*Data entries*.
========================

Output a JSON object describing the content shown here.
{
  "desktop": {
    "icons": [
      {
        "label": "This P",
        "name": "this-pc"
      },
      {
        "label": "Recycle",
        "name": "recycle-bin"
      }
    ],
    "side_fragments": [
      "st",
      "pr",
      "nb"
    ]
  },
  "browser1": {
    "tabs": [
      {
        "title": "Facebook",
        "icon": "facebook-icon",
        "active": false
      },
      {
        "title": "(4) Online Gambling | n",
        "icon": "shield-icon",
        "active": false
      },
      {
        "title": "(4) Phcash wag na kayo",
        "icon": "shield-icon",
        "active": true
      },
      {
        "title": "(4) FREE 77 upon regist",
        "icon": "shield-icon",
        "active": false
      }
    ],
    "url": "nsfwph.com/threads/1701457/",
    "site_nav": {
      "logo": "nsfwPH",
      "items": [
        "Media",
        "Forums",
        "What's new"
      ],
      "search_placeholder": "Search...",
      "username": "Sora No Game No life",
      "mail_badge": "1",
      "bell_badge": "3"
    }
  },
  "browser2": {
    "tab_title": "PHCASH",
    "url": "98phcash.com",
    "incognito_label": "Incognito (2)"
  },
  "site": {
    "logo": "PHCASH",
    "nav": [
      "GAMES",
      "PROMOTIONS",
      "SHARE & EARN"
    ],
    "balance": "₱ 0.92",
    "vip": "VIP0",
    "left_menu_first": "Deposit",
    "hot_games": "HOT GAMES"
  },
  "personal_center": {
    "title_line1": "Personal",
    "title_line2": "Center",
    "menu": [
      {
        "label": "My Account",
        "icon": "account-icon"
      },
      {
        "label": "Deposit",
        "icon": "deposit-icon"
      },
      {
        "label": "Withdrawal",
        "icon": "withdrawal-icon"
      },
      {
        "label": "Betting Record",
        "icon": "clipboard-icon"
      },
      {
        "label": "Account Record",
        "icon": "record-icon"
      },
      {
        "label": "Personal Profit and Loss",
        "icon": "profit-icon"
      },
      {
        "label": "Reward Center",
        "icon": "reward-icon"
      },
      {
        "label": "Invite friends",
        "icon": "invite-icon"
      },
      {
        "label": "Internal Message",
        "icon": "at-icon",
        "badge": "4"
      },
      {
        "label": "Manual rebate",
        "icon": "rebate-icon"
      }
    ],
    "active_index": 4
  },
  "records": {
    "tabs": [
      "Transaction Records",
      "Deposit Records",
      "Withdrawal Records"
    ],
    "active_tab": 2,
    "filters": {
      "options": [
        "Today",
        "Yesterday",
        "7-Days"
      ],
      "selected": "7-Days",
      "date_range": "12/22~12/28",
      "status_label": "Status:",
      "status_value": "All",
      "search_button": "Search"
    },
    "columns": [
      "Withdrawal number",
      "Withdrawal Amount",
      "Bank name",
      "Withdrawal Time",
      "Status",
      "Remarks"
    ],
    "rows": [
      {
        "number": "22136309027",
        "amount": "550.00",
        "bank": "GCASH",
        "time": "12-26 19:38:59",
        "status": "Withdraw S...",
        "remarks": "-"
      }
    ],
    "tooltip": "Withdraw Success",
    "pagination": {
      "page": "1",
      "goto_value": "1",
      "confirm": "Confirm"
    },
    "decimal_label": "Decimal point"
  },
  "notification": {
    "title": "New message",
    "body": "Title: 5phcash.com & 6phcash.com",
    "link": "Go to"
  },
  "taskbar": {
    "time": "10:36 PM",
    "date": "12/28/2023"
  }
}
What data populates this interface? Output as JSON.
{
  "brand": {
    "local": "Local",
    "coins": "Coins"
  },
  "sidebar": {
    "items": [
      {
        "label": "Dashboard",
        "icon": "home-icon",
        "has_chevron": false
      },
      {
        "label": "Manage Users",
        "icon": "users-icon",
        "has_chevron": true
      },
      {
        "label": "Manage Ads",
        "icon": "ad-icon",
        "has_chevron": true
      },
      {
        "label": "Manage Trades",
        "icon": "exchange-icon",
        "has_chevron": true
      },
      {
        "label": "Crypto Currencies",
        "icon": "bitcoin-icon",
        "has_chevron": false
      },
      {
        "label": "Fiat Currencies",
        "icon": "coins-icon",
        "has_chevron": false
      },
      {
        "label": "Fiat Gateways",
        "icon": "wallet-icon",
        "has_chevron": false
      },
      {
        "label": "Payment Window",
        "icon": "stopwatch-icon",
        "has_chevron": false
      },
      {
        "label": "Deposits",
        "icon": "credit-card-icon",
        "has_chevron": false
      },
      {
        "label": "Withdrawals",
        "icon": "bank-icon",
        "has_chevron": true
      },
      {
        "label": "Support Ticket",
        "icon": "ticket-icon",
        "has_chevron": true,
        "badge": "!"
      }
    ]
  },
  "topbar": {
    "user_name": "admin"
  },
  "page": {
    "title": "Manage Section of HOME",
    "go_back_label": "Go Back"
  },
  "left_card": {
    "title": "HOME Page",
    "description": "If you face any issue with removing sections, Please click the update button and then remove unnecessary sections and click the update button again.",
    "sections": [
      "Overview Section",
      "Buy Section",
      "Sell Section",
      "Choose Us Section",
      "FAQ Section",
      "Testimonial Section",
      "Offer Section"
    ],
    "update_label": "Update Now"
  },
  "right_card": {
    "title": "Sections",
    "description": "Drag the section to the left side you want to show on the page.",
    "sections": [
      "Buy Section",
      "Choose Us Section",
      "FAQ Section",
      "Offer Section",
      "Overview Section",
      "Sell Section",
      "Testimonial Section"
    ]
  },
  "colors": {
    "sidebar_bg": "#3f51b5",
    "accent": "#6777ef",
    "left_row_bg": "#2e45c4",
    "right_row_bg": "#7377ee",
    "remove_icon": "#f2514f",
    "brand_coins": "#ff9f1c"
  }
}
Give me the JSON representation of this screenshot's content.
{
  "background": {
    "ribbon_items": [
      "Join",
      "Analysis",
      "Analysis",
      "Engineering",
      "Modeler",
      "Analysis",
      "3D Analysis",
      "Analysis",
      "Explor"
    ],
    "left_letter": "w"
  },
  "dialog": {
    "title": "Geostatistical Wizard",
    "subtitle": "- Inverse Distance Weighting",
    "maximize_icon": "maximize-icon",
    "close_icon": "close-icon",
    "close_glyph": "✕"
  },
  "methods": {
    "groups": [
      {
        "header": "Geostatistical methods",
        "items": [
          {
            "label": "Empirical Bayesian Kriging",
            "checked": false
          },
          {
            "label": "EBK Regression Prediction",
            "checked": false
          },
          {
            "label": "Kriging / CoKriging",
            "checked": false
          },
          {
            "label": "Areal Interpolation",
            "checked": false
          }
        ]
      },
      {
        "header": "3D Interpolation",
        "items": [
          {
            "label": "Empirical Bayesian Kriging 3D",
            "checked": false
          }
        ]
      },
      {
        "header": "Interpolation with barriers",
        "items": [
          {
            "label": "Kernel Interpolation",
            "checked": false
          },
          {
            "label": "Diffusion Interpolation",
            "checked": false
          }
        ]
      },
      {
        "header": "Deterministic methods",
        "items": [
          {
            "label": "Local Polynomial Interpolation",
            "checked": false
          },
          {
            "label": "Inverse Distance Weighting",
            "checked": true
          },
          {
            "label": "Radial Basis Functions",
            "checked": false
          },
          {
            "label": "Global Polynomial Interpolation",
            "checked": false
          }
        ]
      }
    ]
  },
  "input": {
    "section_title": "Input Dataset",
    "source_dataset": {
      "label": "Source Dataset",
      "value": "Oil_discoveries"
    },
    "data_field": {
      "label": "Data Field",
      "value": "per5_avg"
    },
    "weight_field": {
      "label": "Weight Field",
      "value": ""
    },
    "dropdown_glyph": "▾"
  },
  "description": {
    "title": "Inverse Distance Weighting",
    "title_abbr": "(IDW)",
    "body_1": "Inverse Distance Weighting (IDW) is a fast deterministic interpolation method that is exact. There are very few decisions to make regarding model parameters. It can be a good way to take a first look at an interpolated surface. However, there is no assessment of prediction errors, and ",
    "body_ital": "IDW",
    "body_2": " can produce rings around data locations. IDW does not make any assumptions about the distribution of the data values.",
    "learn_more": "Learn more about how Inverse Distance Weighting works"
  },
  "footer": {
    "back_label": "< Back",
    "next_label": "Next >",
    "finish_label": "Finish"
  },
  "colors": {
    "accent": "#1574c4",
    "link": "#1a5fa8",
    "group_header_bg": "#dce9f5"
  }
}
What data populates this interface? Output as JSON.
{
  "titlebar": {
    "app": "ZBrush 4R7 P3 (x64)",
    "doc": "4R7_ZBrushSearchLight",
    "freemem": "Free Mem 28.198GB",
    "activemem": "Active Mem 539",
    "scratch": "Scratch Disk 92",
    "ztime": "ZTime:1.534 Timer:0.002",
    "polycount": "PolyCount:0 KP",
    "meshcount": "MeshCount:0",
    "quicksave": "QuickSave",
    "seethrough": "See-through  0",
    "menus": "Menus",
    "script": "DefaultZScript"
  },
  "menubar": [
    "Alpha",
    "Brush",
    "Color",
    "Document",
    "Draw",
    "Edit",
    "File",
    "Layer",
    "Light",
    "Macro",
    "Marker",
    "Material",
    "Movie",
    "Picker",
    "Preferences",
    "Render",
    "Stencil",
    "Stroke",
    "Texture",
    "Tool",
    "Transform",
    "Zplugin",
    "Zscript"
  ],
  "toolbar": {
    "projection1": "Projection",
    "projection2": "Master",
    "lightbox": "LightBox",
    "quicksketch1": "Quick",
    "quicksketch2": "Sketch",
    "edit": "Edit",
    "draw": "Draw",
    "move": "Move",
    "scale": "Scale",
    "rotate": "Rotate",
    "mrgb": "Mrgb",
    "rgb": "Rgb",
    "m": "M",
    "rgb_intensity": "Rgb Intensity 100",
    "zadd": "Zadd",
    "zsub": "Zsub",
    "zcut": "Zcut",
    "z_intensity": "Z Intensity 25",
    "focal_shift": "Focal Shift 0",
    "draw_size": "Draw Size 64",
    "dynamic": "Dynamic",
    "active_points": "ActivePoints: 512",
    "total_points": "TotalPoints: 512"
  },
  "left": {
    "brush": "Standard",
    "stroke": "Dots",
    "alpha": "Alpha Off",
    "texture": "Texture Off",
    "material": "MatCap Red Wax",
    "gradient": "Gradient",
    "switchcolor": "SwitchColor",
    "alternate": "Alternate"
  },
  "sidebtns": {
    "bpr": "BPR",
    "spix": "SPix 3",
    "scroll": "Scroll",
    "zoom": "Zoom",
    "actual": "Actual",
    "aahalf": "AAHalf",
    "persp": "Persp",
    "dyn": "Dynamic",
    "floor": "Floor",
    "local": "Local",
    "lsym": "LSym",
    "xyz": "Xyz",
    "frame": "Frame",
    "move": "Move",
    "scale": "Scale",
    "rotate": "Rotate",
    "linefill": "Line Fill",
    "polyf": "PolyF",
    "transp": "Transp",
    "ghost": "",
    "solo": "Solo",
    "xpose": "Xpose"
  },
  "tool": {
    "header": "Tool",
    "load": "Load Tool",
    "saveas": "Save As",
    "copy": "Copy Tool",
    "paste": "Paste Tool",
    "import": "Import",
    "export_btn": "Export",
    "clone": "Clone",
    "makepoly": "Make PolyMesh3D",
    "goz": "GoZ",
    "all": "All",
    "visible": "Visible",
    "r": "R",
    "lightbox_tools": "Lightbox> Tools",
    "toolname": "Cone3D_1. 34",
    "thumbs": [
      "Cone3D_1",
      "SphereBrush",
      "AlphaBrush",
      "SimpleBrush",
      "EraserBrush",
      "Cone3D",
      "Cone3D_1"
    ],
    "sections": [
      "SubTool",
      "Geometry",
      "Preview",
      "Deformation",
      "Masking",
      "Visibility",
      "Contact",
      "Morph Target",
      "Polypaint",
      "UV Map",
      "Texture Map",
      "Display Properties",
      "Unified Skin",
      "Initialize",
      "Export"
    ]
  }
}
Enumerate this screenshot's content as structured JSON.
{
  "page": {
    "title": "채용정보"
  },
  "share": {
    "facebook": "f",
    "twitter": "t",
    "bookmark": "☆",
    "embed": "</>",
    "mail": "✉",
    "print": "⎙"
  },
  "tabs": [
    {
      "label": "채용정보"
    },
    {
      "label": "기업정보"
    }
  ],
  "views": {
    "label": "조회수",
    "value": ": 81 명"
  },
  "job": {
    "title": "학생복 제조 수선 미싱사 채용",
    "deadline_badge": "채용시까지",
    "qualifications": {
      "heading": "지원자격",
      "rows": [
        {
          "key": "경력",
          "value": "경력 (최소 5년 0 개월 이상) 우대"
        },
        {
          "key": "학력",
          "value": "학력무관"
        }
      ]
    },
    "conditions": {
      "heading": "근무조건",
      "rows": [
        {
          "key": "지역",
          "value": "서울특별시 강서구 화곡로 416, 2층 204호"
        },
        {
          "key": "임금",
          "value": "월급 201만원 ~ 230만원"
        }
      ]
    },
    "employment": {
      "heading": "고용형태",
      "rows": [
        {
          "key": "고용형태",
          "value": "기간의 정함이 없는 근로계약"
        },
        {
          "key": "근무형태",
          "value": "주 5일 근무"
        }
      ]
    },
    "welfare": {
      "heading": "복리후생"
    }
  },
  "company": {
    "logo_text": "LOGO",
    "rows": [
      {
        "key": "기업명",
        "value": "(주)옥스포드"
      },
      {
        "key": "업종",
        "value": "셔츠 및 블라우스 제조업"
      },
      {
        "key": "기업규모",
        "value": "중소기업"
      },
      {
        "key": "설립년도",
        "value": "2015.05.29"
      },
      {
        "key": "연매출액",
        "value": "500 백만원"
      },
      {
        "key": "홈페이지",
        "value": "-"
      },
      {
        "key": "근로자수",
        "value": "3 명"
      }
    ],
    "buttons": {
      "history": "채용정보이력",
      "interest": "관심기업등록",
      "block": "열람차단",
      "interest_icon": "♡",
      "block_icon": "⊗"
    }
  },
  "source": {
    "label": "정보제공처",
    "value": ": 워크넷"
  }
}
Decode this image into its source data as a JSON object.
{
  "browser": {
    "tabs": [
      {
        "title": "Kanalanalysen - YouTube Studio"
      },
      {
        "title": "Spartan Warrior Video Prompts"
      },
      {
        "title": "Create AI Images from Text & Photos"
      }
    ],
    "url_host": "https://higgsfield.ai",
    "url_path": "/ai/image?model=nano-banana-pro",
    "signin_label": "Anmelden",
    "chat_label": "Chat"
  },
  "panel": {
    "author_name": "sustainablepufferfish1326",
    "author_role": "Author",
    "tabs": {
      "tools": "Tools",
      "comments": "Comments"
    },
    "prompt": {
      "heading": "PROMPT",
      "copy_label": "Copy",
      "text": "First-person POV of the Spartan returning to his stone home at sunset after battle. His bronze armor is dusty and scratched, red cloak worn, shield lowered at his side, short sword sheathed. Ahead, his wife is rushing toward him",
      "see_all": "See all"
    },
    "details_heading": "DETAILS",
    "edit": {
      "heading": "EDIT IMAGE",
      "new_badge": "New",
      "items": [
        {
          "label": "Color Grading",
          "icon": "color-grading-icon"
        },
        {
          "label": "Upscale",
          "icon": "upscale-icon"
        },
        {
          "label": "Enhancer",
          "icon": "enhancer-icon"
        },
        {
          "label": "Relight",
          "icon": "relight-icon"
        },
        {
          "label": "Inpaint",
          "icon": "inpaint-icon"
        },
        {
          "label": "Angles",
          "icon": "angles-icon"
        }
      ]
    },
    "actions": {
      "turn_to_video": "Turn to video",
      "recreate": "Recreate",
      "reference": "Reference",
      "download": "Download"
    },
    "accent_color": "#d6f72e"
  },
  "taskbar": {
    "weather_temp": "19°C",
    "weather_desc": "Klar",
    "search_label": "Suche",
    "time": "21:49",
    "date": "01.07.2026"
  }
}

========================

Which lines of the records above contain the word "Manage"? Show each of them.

        "label": "Manage Users",
        "label": "Manage Ads",
        "label": "Manage Trades",
    "title": "Manage Section of HOME",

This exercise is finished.